Other policies proposed in schools ban transgender students from playing sports or restrict open discussions about gender and sexuality in schools.
Here you can see GHS students walking out to protest the “don’t say trans” school board policy and other discriminatory practices. True Texas Project counterprotestors can also be seen. pic.twitter.com/IpA7qmsca0— NewFaith46🏴🚩 (@Doomgal46) August 26, 2022
Policies like these are known to have significant effects on LGBTQ youth, particularly when it comes to their mental health. A 2022 survey by The Trevor Project, which focused on suicide prevention for LGBTQ youth, found that support from family and friends significantly reduces the suicide rate among LGBTQ youth. “School belonging” was considered among the major factors that can reduce suicidality among transgender youth in a 2022 study.
Transgender students being required to use a bathroom or locker room that does not align with their gender identity can lead to sexual assault and contribute to transgender students feeling unsafe. At least 75% of transgender students reported feeling unsafe at school, and 50% say they are unable to use the name and pronouns that they feel comfortable with, according to a 2015 survey.
‘There are signs that focusing on transgender students is not a 100% winning issue for the right’
Nonetheless, Reed believes that things have improved for trans students in school districts across the United States following the November 8 midterm elections. But while many conservative candidates who ran on anti-trans platforms lost their races, there is still a risk for students where those candidates came out on top.
We did see school board elections across the country that featured anti-trans candidates losing. It wasn't a sweep, but there are signs that focusing on transgender students is not a 100% winning issue for the right, and many school districts are in a better place today than they were yesterday. Wake County [North Carolina] elected seven out of nine Democrats, a major anti-trans candidate lost in Arlington, Virginia, and in Lafayette, Indiana, the slate of anti-trans school board candidates all lost.
Florida and Texas likely got worse. Tennessee has also joined the fray, and Ohio continues to be at risk. I am concerned that even if things get better in some places, they will get worse for transgender students in these states. There, policies that forcibly out them, ban them from bathrooms, deadname and misgender them will probably continue to go forward.
In the midterm elections, 270 candidates were endorsed by Moms for Liberty. Around half of them won their races, according to the group’s co-founder.

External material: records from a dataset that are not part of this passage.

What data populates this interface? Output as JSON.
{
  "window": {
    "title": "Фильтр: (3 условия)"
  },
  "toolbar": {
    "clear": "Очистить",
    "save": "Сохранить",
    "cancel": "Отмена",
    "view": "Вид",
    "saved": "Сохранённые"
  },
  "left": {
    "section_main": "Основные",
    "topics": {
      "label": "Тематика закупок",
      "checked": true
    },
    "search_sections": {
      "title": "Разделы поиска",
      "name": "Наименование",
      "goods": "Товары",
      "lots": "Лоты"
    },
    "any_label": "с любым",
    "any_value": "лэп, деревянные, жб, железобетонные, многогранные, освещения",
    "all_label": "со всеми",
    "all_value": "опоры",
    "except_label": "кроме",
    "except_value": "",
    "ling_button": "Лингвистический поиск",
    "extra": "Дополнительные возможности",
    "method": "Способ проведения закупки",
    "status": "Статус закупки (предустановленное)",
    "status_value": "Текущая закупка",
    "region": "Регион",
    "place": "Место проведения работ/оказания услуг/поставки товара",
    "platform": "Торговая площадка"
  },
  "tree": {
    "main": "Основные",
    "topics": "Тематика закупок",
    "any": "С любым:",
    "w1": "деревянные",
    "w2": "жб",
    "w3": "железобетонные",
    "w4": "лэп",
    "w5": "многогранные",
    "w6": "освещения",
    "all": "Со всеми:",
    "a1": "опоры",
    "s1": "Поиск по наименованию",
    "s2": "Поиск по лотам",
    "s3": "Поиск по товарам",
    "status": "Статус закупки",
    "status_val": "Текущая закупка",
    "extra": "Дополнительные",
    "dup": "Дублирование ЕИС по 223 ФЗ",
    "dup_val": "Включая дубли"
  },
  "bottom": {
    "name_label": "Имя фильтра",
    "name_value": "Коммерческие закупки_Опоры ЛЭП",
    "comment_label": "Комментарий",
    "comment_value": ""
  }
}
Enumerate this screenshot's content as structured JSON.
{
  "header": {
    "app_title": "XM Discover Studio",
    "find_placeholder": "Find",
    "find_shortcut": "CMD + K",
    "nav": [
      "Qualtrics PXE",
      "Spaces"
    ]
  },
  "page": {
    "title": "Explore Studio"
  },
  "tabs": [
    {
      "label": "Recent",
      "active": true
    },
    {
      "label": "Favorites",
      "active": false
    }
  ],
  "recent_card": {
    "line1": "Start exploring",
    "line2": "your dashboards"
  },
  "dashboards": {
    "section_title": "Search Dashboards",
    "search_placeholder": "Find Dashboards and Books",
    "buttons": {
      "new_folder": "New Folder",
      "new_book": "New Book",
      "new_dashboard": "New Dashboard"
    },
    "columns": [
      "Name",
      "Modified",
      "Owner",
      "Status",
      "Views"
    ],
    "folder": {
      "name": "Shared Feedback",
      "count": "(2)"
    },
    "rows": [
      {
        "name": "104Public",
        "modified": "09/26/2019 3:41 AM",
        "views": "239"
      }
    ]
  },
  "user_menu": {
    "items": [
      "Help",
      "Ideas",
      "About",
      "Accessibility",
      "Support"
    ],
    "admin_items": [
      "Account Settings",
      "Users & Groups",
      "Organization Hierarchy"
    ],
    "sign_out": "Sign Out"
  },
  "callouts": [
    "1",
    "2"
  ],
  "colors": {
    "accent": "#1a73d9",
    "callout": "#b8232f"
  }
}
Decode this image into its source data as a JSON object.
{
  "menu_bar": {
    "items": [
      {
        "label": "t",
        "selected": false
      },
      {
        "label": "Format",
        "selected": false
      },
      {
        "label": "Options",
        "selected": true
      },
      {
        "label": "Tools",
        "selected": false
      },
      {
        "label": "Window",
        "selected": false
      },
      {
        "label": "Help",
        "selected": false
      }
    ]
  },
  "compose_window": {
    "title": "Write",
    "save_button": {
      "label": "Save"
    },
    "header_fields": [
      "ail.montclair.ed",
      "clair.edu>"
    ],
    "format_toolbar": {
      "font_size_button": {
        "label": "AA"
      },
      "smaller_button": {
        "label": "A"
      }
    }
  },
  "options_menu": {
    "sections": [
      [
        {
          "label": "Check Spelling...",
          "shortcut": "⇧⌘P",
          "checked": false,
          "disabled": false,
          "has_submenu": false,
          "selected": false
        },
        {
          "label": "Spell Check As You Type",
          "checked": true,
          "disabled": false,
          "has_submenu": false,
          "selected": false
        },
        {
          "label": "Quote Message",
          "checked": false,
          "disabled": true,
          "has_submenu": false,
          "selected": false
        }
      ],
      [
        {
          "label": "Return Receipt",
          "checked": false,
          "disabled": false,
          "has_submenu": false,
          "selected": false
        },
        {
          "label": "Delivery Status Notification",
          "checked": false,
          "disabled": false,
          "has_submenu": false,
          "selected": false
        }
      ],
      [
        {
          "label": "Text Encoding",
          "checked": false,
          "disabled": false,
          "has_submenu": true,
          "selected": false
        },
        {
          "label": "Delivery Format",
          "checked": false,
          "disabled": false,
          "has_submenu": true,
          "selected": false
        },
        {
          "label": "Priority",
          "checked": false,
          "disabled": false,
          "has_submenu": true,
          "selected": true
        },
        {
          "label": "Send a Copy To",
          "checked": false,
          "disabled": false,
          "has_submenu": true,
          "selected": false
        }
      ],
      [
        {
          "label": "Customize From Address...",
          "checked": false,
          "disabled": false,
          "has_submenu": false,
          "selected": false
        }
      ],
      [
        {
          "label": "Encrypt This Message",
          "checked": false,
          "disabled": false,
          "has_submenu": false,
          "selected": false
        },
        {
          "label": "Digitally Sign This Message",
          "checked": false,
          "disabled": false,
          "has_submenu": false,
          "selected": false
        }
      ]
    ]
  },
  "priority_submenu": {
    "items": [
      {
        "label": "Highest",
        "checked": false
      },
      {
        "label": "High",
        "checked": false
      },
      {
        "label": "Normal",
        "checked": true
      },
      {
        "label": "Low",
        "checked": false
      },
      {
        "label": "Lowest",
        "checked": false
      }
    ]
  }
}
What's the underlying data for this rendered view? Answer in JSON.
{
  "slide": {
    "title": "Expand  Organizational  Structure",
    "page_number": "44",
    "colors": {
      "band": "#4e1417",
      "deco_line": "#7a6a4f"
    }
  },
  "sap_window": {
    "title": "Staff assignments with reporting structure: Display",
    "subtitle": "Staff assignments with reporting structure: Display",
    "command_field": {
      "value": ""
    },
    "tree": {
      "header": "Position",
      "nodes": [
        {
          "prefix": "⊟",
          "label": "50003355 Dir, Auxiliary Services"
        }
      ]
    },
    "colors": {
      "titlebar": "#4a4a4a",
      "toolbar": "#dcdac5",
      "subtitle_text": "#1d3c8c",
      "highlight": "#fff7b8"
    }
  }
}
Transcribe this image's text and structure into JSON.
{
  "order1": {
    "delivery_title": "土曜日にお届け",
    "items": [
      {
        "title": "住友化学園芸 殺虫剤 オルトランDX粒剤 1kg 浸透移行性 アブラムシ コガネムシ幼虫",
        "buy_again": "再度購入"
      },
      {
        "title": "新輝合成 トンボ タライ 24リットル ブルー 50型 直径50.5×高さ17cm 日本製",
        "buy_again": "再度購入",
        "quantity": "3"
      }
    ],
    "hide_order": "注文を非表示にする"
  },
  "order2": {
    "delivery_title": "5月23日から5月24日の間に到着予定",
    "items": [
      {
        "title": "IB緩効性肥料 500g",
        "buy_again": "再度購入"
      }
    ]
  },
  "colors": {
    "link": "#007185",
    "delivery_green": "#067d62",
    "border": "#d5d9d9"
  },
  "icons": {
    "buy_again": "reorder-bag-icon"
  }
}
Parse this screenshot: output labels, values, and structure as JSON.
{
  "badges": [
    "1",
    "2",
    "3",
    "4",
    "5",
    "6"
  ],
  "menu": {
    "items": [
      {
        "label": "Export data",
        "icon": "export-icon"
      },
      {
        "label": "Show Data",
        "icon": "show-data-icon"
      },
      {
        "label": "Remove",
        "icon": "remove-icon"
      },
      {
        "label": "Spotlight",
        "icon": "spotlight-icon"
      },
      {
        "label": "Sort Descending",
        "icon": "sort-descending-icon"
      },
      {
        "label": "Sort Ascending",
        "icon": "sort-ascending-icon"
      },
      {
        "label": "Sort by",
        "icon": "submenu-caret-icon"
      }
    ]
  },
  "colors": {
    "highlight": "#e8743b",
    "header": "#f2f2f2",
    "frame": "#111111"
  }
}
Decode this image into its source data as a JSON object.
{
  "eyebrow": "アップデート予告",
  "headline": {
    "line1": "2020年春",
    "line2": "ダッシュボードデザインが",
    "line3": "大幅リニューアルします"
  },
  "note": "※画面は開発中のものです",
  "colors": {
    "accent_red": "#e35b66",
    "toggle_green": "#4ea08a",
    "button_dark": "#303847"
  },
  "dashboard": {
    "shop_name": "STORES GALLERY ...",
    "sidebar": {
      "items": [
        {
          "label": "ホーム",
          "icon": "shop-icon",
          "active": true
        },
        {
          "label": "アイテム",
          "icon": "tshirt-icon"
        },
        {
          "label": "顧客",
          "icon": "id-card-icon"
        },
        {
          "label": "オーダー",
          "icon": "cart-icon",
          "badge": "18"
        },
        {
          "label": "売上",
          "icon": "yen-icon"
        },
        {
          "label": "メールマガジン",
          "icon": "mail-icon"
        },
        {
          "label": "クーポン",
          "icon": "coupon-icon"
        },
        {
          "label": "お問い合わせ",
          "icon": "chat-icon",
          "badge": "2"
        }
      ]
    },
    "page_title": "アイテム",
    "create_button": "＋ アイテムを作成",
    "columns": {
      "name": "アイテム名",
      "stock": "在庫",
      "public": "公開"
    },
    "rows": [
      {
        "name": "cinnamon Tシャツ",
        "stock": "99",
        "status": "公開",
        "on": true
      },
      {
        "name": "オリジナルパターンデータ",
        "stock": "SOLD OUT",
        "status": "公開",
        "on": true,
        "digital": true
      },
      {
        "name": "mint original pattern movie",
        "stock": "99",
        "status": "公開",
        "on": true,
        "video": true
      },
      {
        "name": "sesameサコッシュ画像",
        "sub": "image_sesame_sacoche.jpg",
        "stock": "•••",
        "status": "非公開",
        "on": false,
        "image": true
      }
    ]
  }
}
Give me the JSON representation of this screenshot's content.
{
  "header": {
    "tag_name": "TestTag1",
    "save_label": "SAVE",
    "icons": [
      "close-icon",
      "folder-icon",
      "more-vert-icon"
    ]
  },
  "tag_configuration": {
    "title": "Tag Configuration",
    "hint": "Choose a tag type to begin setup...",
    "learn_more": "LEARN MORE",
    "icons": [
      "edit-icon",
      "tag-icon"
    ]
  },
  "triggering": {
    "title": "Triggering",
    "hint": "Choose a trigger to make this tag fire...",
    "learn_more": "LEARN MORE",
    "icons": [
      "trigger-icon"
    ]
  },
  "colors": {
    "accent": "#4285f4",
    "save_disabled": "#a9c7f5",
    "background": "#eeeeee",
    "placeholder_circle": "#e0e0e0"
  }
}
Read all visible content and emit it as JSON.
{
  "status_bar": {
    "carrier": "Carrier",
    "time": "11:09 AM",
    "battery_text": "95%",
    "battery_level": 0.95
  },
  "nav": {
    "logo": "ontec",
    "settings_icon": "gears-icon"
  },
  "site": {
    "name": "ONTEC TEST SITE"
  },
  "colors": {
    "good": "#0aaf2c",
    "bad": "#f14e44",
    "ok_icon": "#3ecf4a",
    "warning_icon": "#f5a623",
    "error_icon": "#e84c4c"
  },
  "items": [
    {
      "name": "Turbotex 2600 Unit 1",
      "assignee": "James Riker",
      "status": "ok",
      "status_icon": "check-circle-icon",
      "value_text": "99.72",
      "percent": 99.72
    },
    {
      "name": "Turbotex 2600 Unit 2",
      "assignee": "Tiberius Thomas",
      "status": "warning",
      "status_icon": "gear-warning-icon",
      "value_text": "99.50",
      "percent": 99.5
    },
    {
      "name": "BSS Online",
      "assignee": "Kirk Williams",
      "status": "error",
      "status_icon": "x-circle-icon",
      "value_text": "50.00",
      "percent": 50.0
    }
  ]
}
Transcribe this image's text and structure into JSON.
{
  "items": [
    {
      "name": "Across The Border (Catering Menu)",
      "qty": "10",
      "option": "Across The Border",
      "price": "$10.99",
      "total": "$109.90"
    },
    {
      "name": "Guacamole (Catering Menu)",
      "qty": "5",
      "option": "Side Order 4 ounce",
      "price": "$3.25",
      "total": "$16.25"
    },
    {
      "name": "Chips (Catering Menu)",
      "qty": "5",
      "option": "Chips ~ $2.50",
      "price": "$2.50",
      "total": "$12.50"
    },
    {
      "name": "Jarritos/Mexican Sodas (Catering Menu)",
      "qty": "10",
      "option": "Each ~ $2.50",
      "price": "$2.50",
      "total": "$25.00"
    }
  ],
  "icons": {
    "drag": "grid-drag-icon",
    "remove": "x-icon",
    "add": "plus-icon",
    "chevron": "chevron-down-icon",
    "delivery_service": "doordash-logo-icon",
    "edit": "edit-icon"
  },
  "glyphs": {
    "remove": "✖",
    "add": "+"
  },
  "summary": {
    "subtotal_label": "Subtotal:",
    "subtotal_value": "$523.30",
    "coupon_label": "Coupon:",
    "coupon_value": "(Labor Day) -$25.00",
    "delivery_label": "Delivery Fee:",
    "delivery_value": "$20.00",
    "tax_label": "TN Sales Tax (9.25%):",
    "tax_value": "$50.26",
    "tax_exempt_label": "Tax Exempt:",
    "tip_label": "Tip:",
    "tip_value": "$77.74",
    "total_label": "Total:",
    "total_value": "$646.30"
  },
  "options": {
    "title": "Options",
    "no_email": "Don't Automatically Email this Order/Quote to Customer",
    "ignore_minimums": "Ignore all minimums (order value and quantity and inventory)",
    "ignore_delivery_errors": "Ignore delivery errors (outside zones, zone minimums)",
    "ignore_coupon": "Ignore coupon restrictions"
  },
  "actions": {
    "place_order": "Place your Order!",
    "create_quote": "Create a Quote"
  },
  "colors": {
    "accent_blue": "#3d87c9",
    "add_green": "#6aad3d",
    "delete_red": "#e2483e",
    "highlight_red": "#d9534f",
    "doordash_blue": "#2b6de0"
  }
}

The federal Title IX of the Civil Rights Act bans discrimination by sex and gender in American public schools. The US Department of Education has confirmed that this includes the rights of transgender students to be called by their chosen name and pronoun and the right to privacy regarding their gender identity.